◆ WHAT THIS TASK INVOLVES ◆
All that is needed is the listing, given back exactly.
____ DATA FOR THIS EXERCISE
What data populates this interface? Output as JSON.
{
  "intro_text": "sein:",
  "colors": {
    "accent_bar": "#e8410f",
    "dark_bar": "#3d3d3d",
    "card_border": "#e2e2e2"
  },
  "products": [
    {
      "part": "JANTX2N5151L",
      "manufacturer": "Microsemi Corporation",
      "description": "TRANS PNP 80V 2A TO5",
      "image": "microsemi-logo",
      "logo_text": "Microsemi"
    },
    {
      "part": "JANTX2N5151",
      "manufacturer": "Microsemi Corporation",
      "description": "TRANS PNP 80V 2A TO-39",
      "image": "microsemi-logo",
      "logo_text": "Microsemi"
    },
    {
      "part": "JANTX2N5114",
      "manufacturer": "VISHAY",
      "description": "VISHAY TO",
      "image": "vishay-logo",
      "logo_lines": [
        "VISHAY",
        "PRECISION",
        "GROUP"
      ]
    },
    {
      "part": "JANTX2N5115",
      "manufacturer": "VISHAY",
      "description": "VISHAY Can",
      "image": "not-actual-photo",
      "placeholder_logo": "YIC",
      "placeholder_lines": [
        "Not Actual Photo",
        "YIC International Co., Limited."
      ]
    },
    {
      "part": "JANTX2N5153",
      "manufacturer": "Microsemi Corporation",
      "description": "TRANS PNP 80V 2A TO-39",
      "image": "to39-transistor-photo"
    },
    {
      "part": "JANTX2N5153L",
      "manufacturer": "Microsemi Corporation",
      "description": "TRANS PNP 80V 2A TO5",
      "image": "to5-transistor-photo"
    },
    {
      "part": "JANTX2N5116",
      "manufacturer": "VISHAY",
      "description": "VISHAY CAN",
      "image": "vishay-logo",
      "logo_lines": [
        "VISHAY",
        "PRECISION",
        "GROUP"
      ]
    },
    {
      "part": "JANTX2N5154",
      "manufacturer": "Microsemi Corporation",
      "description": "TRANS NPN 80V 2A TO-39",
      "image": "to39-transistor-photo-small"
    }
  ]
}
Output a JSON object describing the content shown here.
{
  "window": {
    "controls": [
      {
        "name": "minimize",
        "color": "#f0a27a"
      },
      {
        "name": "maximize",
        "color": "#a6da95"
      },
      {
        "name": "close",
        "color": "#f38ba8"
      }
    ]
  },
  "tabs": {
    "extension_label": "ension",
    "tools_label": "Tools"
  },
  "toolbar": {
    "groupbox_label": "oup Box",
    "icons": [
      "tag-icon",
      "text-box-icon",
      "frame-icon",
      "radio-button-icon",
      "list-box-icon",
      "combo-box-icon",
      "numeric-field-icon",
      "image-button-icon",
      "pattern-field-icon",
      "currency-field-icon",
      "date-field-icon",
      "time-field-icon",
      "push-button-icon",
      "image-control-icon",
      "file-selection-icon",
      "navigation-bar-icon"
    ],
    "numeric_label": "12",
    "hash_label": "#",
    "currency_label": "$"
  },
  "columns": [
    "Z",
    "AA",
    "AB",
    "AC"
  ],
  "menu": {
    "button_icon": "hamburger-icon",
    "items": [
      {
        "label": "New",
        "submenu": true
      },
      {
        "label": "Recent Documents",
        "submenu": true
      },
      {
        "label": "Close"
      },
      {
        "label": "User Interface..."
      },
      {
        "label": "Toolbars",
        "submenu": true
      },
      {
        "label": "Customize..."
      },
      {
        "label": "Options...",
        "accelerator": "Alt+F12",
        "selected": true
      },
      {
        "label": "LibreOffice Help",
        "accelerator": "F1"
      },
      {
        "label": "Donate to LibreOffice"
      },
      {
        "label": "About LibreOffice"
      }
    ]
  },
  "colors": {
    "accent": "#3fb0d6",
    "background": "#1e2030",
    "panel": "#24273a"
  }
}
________
◆ ANSWER TO THE PROBLEM ◆
What data populates this interface? Output as JSON.
{
  "intro_text": "sein:",
  "colors": {
    "accent_bar": "#e8410f",
    "dark_bar": "#3d3d3d",
    "card_border": "#e2e2e2"
  },
  "products": [
    {
      "part": "JANTX2N5151L",
      "manufacturer": "Microsemi Corporation",
      "description": "TRANS PNP 80V 2A TO5",
      "image": "microsemi-logo",
      "logo_text": "Microsemi"
    },
    {
      "part": "JANTX2N5151",
      "manufacturer": "Microsemi Corporation",
      "description": "TRANS PNP 80V 2A TO-39",
      "image": "microsemi-logo",
      "logo_text": "Microsemi"
    },
    {
      "part": "JANTX2N5114",
      "manufacturer": "VISHAY",
      "description": "VISHAY TO",
      "image": "vishay-logo",
      "logo_lines": [
        "VISHAY",
        "PRECISION",
        "GROUP"
      ]
    },
    {
      "part": "JANTX2N5115",
      "manufacturer": "VISHAY",
      "description": "VISHAY Can",
      "image": "not-actual-photo",
      "placeholder_logo": "YIC",
      "placeholder_lines": [
        "Not Actual Photo",
        "YIC International Co., Limited."
      ]
    },
    {
      "part": "JANTX2N5153",
      "manufacturer": "Microsemi Corporation",
      "description": "TRANS PNP 80V 2A TO-39",
      "image": "to39-transistor-photo"
    },
    {
      "part": "JANTX2N5153L",
      "manufacturer": "Microsemi Corporation",
      "description": "TRANS PNP 80V 2A TO5",
      "image": "to5-transistor-photo"
    },
    {
      "part": "JANTX2N5116",
      "manufacturer": "VISHAY",
      "description": "VISHAY CAN",
      "image": "vishay-logo",
      "logo_lines": [
        "VISHAY",
        "PRECISION",
        "GROUP"
      ]
    },
    {
      "part": "JANTX2N5154",
      "manufacturer": "Microsemi Corporation",
      "description": "TRANS NPN 80V 2A TO-39",
      "image": "to39-transistor-photo-small"
    }
  ]
}
Output a JSON object describing the content shown here.
{
  "window": {
    "controls": [
      {
        "name": "minimize",
        "color": "#f0a27a"
      },
      {
        "name": "maximize",
        "color": "#a6da95"
      },
      {
        "name": "close",
        "color": "#f38ba8"
      }
    ]
  },
  "tabs": {
    "extension_label": "ension",
    "tools_label": "Tools"
  },
  "toolbar": {
    "groupbox_label": "oup Box",
    "icons": [
      "tag-icon",
      "text-box-icon",
      "frame-icon",
      "radio-button-icon",
      "list-box-icon",
      "combo-box-icon",
      "numeric-field-icon",
      "image-button-icon",
      "pattern-field-icon",
      "currency-field-icon",
      "date-field-icon",
      "time-field-icon",
      "push-button-icon",
      "image-control-icon",
      "file-selection-icon",
      "navigation-bar-icon"
    ],
    "numeric_label": "12",
    "hash_label": "#",
    "currency_label": "$"
  },
  "columns": [
    "Z",
    "AA",
    "AB",
    "AC"
  ],
  "menu": {
    "button_icon": "hamburger-icon",
    "items": [
      {
        "label": "New",
        "submenu": true
      },
      {
        "label": "Recent Documents",
        "submenu": true
      },
      {
        "label": "Close"
      },
      {
        "label": "User Interface..."
      },
      {
        "label": "Toolbars",
        "submenu": true
      },
      {
        "label": "Customize..."
      },
      {
        "label": "Options...",
        "accelerator": "Alt+F12",
        "selected": true
      },
      {
        "label": "LibreOffice Help",
        "accelerator": "F1"
      },
      {
        "label": "Donate to LibreOffice"
      },
      {
        "label": "About LibreOffice"
      }
    ]
  },
  "colors": {
    "accent": "#3fb0d6",
    "background": "#1e2030",
    "panel": "#24273a"
  }
}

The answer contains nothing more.